Monday, February 7, 2011

Interview with Laurie Alice Eakes

Award-winning author Laurie Alice Eakes wanted to be a writer since knowing what one was. Her first book won the National Readers Choice Award in 2007, and her third book was a Carol Award finalist in 2010. Between December of 2008 and January of 2010, she sold thirteen books to Barbour Publishing, Avalon Books, and Baker/Revell, making her total sales fifteen. Recently, she added a novella to that collection, as well as having her first book with Baker/Revell, Lady in the Mist, picked up by Crossings Book Club, and three of her books chosen for large print editions by Thorndike Press. She has been a public speaker for as long as she can remember; thus, only suffers enough stage fright to keep her sharp. In 2002, while in graduate school for writing fiction, she began to teach fiction in person and online. She lives in Texas with her husband, two dogs, and too many cats even for her.

[Anne] When did you first realize you wanted to be a writer, Laurie?

[Laurie] I think I was about ten or eleven. I was a poet then, but starting to dabble in fiction.

[Anne] Will you tell us about your latest book.

[Laurie] Lady in the Mist is the first book in The Midwives series. On her way home from a disastrous lying-in, midwife Tabitha Eckles encounters an Englishman in the early morning mist where no Englishman should be in 1809, as England and America rush toward another war. Consequences of the lying-in she’s just left and the charming, but possibly deadly, stranger, and the young men disappearing from the village on the Virginia shoreline, plunge Tabitha into a world of intrigue and danger, where she has hard lessons to learn about love and self-forgiveness.
[Anne] What inspired you to write this story?

[Laurie] Would you believe a project I wrote in graduate school for history? It was on midwives in history, and the more I researched, the more I realized how fascinating these women were. “Women of Power” is what I called my paper. You can read more about that journey on the Romantic Times blog on Feb. 8, and even more detail on my own blog from the January 3 posting.

[Anne] How did you go about researching your book?

[Laurie] I read books, diaries, obituaries, books published from as long ago as the 1670s. . . an overwhelming cornucopia of materials from the sixteenth through the nineteenth centuries. Being at a university, I had access to a rich assortment not open to the general public, as a rule.

[Anne] Do you have anything new in the works?

[Laurie] Oh, yes. From December, 2008 and Jan. 2010, I signed contracts for thirteen novels. In January, I sold two novellas. Right now, I’m writing the second of my career ladies series for Avalon Books, then will start my second Regency for Baker/Revell (the first one, A Necessary Deception is out in October of this year), and I just turned in my second book in the Midwives series, also from Baker/Revell.

[Anne] Wow! Congratulations on your wonderful success! What is your writing process like? Are you a plotter or a pantser?

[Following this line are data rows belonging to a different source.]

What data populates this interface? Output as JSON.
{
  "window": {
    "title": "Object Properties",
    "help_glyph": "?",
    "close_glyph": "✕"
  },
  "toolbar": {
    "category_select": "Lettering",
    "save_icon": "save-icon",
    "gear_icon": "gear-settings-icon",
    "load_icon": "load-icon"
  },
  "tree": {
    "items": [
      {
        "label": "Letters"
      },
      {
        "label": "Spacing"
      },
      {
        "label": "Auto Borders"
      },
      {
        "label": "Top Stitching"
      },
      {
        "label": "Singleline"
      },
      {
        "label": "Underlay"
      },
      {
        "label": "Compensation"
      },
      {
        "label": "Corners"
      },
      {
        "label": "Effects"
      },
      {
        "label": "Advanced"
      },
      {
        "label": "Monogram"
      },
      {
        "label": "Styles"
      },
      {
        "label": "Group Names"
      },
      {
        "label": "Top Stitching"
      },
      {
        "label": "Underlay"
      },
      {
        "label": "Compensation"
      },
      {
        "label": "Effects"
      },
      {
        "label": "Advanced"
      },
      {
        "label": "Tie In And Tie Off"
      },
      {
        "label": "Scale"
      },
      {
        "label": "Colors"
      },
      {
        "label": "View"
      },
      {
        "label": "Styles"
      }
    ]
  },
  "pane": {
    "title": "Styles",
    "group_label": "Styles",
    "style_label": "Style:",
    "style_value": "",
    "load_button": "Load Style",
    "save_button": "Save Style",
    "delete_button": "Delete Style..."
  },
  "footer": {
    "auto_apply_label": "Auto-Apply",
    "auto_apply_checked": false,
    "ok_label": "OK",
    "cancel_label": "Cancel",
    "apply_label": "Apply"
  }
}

[Laurie] I am a definite plotter. When I started getting methodical about this, I started selling books. With my schedule—three novels and two novellas to write in 2011—outlining first makes the process go much faster.

[Anne] If you could be anyone of your characters, which one would you choose to be and why?

[Laurie] Oh, Tabitha, because she gets Dominick. LOL

[Anne] Say your publisher has offered to fly you anywhere in the world to do research on an upcoming book, where would you most likely want to go?

[Laurie] Great Britain—all of it—England, Scotland, Wales. I’ve been to continental Europe three times, but have never gotten to Great Britain.

[Anne] Oh, I’d love to go to England, too. What type of books do you like to read when you’re not writing?

[Laurie] I read a lot of mysteries and young adult because I don’t write those, so I’m not constantly second-guessing the author; however, I do read in my own historical romance genre and wish more had suspense, as my books do. I love a good suspense plot.

[Anne] Name three things you can’t live without (excluding spouses and family because that’s a given).

[Laurie] Books, pets, . . . hmm. . . It’s a toss-up between coffee and chocolate.

[Anne] Great choices, but I’d have to go with the chocolate :-). What advice would you give to any aspiring writers out there?

[Laurie] Finish something. It’s the best advice I ever got and I pass it along.

[Anne] Where can we find you on the web?


[Anne] Where can we purchase your books?

[Laurie] Anywhere you purchase books—,,, your local bookstore.

[Anne] Is there anything else you’d like to add?

[Laurie] If you drop by my web site, I have excerpts from all my books up there. As soon as I get the final edition of my next book cover, I’ll be updating and changing things a bit, too, so do come and enjoy.

Thank you, Laurie!  I want to wish you continued success in your writing career.